  • Create new names: General Managers become Director Generals, Portfolios become Research Centres
  • Divide the Engineering Division in two and create two new NRC Research Centres – one for Digital Technologies and one for Nanotechnology
  • Establish external Advisory Boards for Research Centres
  • Merge the VP Policy and Governance function with the Secretary General role
  • Move the investment planning function and the NRC's centralized pool of major capital project managers from the Business and Professional Services Division to the Corporate Management Division

Actions to be implemented over the next two years:

  • Establish career paths for Program leaders, team leaders and technical officers and re-establish an NRC Leadership Development program
  • Increase access to opportunities for professional development through outplacements and assignments
  • Increase compensation under the Inventor Awards program
  • Review security issues associated with the NRC Visitor Policy
  • Develop a new approach to R&D Programs, building capabilities via disruptive technologies and foundational Programs
  • Develop and implement a new Program Model that includes larger-scale Programs and a streamlined lifecycle and processes
  • Staff Program Leads at the Management level for the term of new or revised Programs
  • Refocus most relevant Programs around the research and innovation being undertaken by each of the winning 3-5 Supercluster consortia
  • Work with Business Development Bank of Canada (BDC) to facilitate the introduction of interested IRAP clients to BDC capital loans
  • Streamline IRAP risk management and due diligence requirements
  • Working with the Treasury Board Secretariat (TBS), explore opportunities to consolidate smaller SME grants and contributions programs into the core IRAP program

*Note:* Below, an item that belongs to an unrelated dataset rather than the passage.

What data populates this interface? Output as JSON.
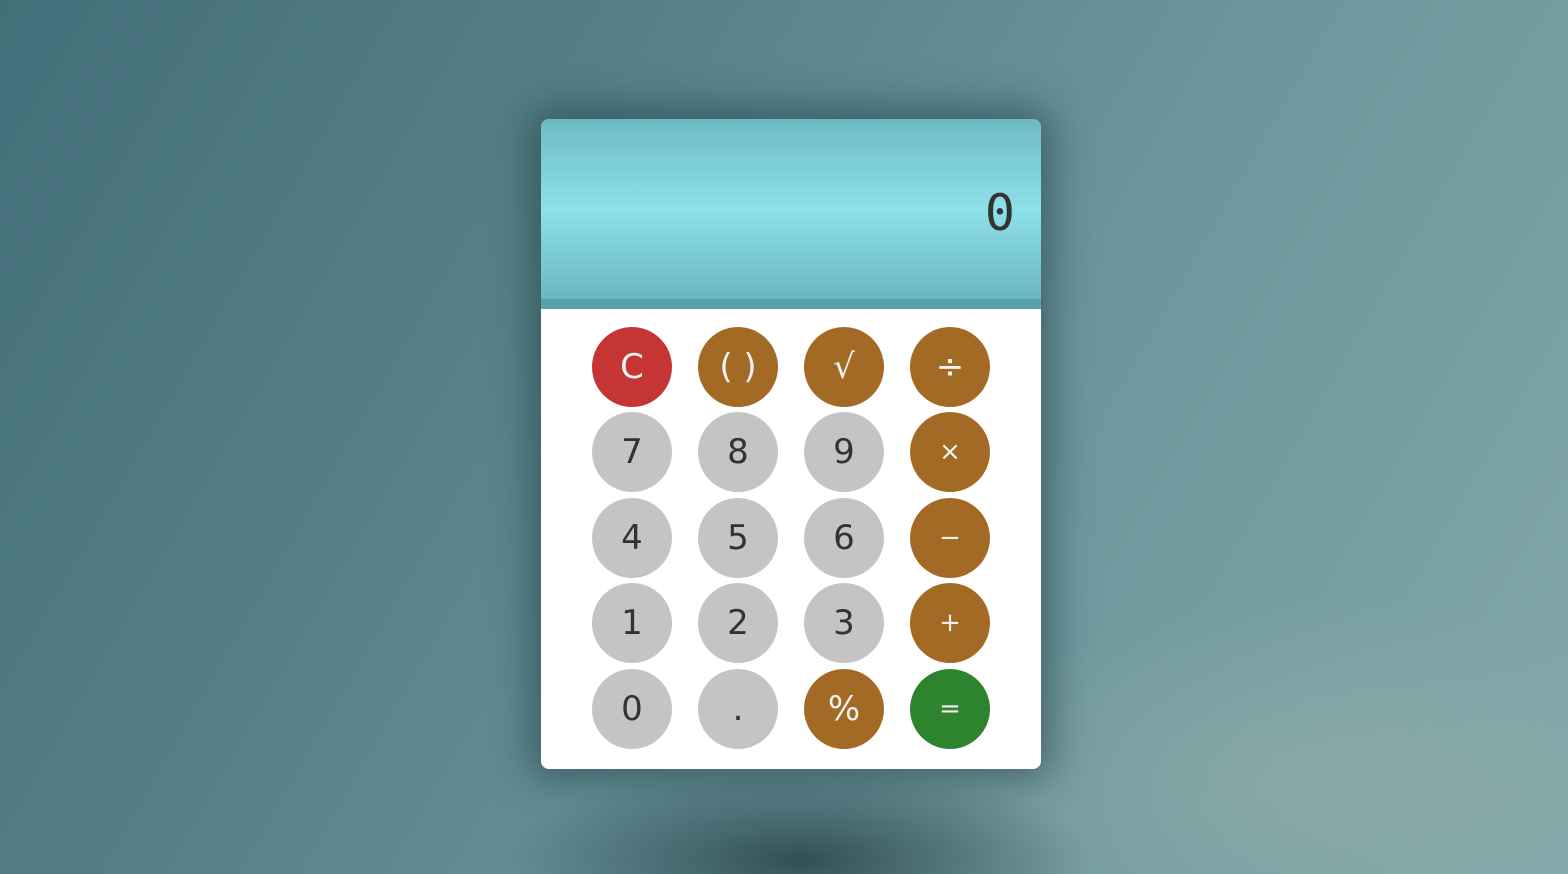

  • Improve the NRC website, online capabilities directory and facilities database
  • Develop a clear and accessible IRAP appeals process

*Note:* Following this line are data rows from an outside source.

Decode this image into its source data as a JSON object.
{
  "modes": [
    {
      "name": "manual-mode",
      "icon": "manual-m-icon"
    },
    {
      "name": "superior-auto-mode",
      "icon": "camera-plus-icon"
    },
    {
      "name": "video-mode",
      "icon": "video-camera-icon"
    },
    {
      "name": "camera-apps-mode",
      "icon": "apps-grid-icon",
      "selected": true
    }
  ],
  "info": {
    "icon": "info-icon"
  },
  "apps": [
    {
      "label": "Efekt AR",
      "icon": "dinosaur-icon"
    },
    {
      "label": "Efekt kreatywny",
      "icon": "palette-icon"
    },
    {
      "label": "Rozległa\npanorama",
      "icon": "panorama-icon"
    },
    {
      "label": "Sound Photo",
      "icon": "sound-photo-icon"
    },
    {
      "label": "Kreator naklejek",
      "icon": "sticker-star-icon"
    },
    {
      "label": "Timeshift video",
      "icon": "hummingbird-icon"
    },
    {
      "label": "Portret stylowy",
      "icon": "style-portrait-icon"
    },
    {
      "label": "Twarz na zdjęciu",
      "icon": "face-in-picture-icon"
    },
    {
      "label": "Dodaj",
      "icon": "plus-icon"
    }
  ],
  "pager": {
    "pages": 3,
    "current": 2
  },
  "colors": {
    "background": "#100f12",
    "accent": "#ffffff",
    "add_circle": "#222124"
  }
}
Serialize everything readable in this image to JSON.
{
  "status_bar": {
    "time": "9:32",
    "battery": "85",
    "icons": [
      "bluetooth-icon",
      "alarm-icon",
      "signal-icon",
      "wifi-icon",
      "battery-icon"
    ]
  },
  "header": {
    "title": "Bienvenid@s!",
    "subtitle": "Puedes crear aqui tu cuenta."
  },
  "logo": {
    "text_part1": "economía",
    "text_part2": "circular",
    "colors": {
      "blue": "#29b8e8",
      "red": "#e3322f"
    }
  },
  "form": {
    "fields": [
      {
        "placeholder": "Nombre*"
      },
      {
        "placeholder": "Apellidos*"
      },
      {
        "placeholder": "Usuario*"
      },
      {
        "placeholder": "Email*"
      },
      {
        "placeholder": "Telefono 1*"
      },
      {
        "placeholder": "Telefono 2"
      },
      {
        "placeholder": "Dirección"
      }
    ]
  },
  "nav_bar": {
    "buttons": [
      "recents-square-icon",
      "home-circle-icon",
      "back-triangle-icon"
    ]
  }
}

  • Improve the NRC's Senior Executive Committee and Senior Management Team processes and integration of decisions, including those related to the NRC investments, HR and programs

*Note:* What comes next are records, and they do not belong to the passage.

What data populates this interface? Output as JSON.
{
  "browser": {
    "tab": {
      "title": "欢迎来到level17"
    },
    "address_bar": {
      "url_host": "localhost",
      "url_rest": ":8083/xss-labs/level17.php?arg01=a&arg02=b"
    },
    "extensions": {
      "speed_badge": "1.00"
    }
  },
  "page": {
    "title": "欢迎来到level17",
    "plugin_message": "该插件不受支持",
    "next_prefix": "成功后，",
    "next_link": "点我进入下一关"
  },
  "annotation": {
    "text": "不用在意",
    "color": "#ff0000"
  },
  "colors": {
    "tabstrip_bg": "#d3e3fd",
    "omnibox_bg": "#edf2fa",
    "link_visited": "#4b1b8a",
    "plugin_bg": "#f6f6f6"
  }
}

  • Enhance the NRC investment planning process and review the option to have external reviews
  • Establish an NRC Chief Science Advisor, working with the new Government of Canada Chief Science Advisor
  • Establish a President's Research Excellence Committee made up of senior research professionals from across the NRC, as well as a New Researcher Community of Practice
  • Initiate science outreach activities, working in collaboration with other partners such as NSERC, with a particular focus on reaching diversity groups and women
  • Review key NRC-wide decision-making processes to foster greater consistency and to "lean out" operational decision-making
  • Examine the NRC's committee structure and improve support for Senior Executive Committee decisions through the use of its sub-committees
  • Launch an improved Commitment To Excellence process
  • Establish a new Performance Measurement Framework

Actions to launch reviews, plans, or strategies, to be fully implemented within the next four years:

  • Develop a Strategic HR plan
  • Develop a Wellness Strategy
  • Develop an improved IRAP training approach that includes increased exposure to the NRC R&D capabilities
  • Conduct a 3-year peer review of the NRC facilities, and develop a plan for renewal
  • Complete a review of the NRC incubation spaces
  • Develop a plan to revitalize the NRC buildings and real estate
  • Develop models for co-investment and shared governance and operation to support renewal of the NRC facilities
  • Develop a strategy to support SME access to international markets
  • Develop a Stakeholder Engagement Strategy, addressing integration of efforts, major clients, intellectual property and the NRC pricing
  • Develop high-level partnerships with and a collaboration strategy for OGDs and academic and international science and research organizations
  • Amend Intellectual Property elements of the NRC Act to improve flexibility
  • Develop a 5-year NRC Strategic Science and Innovation Plan to facilitate integrated planning across all Research Centres, Branches and IRAP
  • Develop a new approach to Common and Shared Services to improve support, performance and efficiencies
Date modified: